The results of a recent spanking study circulating through the media state that roughly one-third of parents are spanking their babies. As parents are known to under-report spanking, we can assume that the percentage of parents who spank their little ones is actually even higher than this.
What I find most upsetting about this statistic is that a good number of these parents just don’t realize spanking does more harm than good. Even some pediatricians admit not understanding the negative consequences of spanking and can unknowingly recommend this strategy without being aware of its long-term hurtful effects.
Authoritarian parenting (using threats, bribes, yelling, spanking, shaming—belitting and name-calling) was the predominant child-rearing strategy among our parents. As many of us were raised this way, and might feel generally okay about our lives, the negative effects of this parenting style may not have clearly made themselves known.
Although people might say, “I got spanked and I turned out okay,” a person’s baseline for okay might be lower than what most would consider for living a happy life. People with drinking problems, relationship trouble and debt issues have told me they were spanked and are okay. True, maybe a person feels reasonably good, but we need to acknowledge the sneaky, negative effects that spanking can leave on a person.
Spanking grows a set of negative unconscious beliefs in people. These thoughts (called core beliefs), plant seeds for negative self-talk that can sabotage our success, tell us to do mean things, or weaken our confidence.
For example, if a baby who reaches for an interesting planter gets smacked on the hand, that baby will not have the brainpower to connect the two actions.
The smacking of his hand will not teach the baby that the planter shouldn’t be touched. Rather, he will likely be scared that he was hurt by his caregiver while he just was playing or exploring as his natural instinct is telling him. For babies, it’s easier and less stressful to simply move objects that can’t be touched. When the child is old enough to understand cause-and-effect, those items can be put back, and a plan put in place to teach the young child how to care for fragile things.
After a child experiences a spank/shout/threat, that child does not have the ability to discern, Oh, my parents are sleep-deprived and just made some bad parenting choices. Since little ones can’t be aware of other’s mistakes, they tend to develop that sneaky negative belief of “IT’S ALL MY FAULT."
How a child is treated will affect how that child sees himself, the person doing the spanking, and the world itself. So rather than feeling his parents have moments where they aren’t calm and rational, he might start to believe that his parents are scary.
When a child receives both nurturing, thoughtful care from a parent AND scary, painful hits, the conflicting parenting behaviour can create confusion. This confusion can cause a child to unconsciously believe, “My parents are unpredictable. This means I can’t trust them.” If this belief goes unchecked, it continues to drive how a person behaves and feels. How do you think a person might feel who believes that his parents are unpredictable?
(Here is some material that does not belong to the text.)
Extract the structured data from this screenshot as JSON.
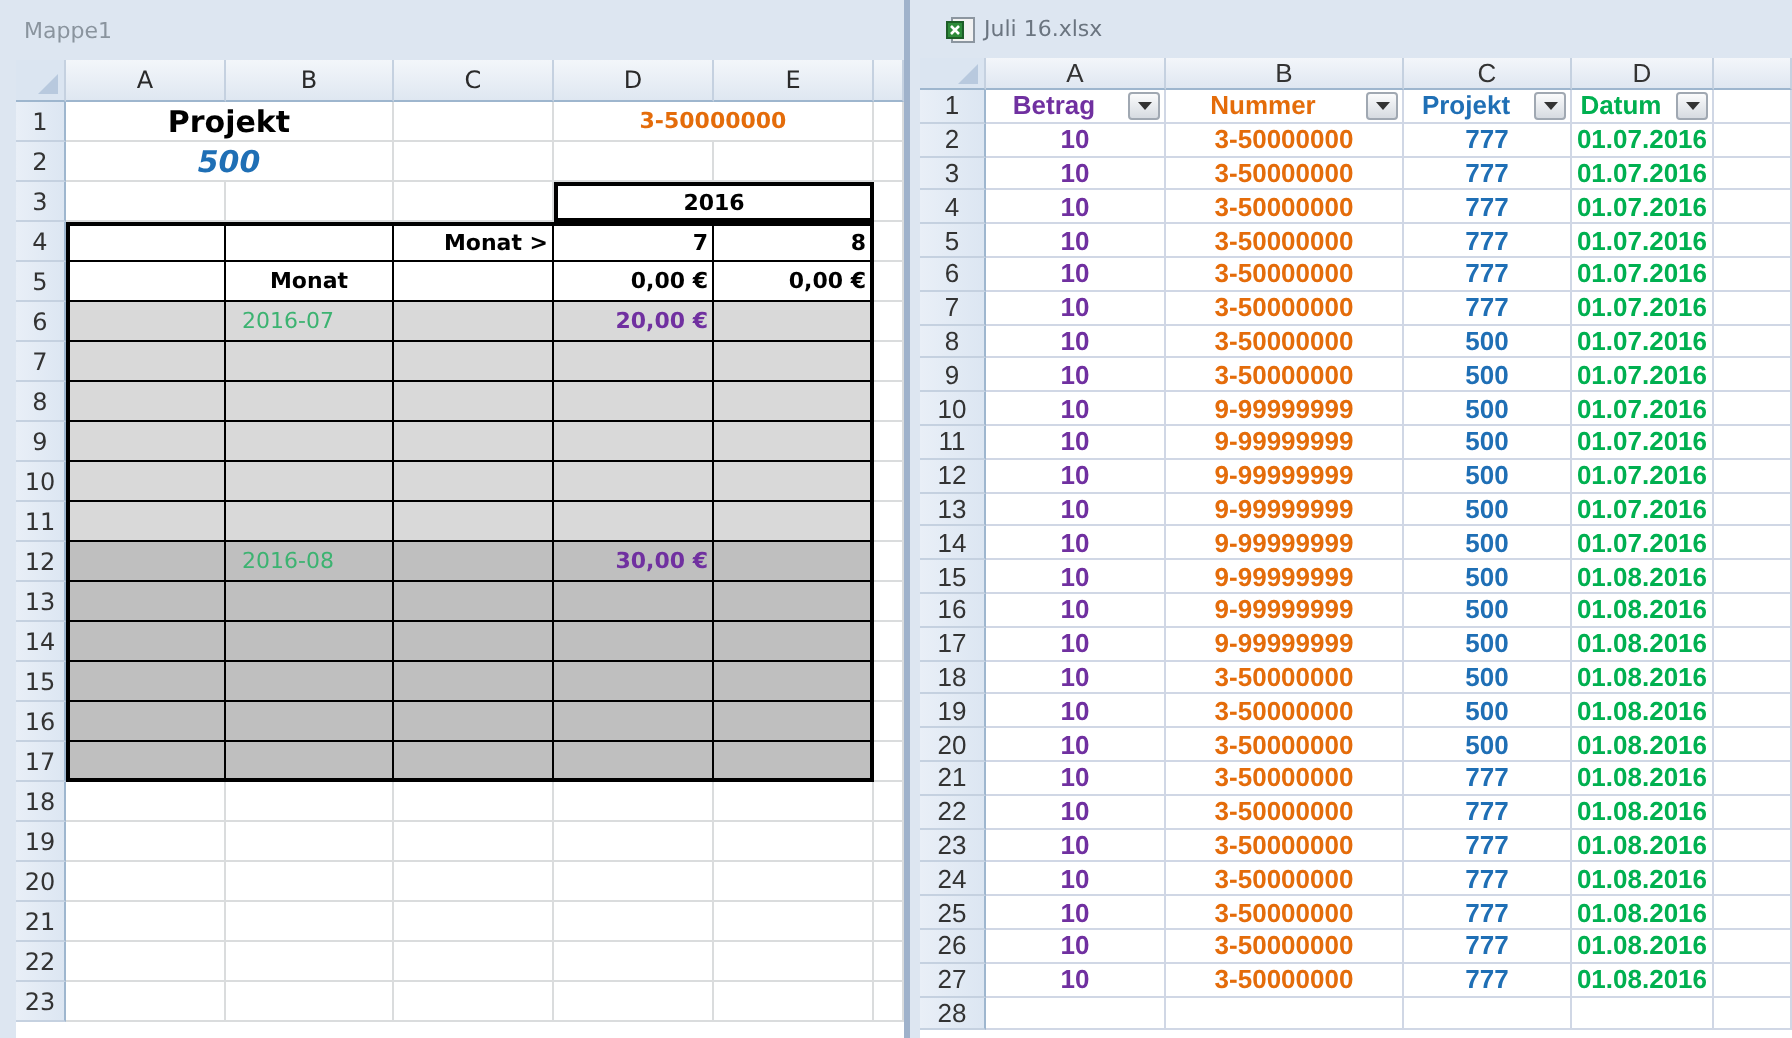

The clients I hear from with this experience generally say it's anger and lack of trust—not feeling they can be open with their parents for fear of what they might do.
Any harsh punishment, including yelling and shaming, UNDOES the good secure “attachment” a parent may have worked hard to establish.
The bottom line is that spanking might temporarily work because it surprises little ones into obeying, BUT that temporary compliance can cause a child to grow harmful beliefs and angry feelings toward the person doing the spanking. There is never a good time to spank a child.
The urge to follow orders that develop from a fear-based tactic, such as spanking, comes from the part of our brain that controls our self-protection. This is referred to as the “reptilian brain,” which governs our physical and emotional protection. When one is spanked, this area of the brain is kicked into action, and triggers various defensive mechanisms. I explain more about this process and how it can affect a person’s thoughts, behaviours and feelings in this article called, “The Cost Of Spanking Our Children.” Alternatively, when clever words are used to inspire cooperation, the “rational” part of the mind (the cerebral cortex) grows.
Spanking grows a child’s defensiveness and anger, whereas calm, rational words grow a child’s cooperation and problem-solving skills.
Please pass this along to any person you know who still spanks his or her child. It’s time for a massive campaign to change the way parents view spanking—to educate everyone of what is mentioned above. If your partner or any other of your child’s caregivers thinks spanking is okay, but you do not, it is SO important to have the hard discussions and get all caregivers on the same page.
What can you do instead of spanking? Each day I post free parenting resources and book reviews on my Facebook page to learn about all the things you can do instead of spanking to raise happy, cooperative kids. I invite you to join this supportive parenting community to share your story, ask your questions, and learn.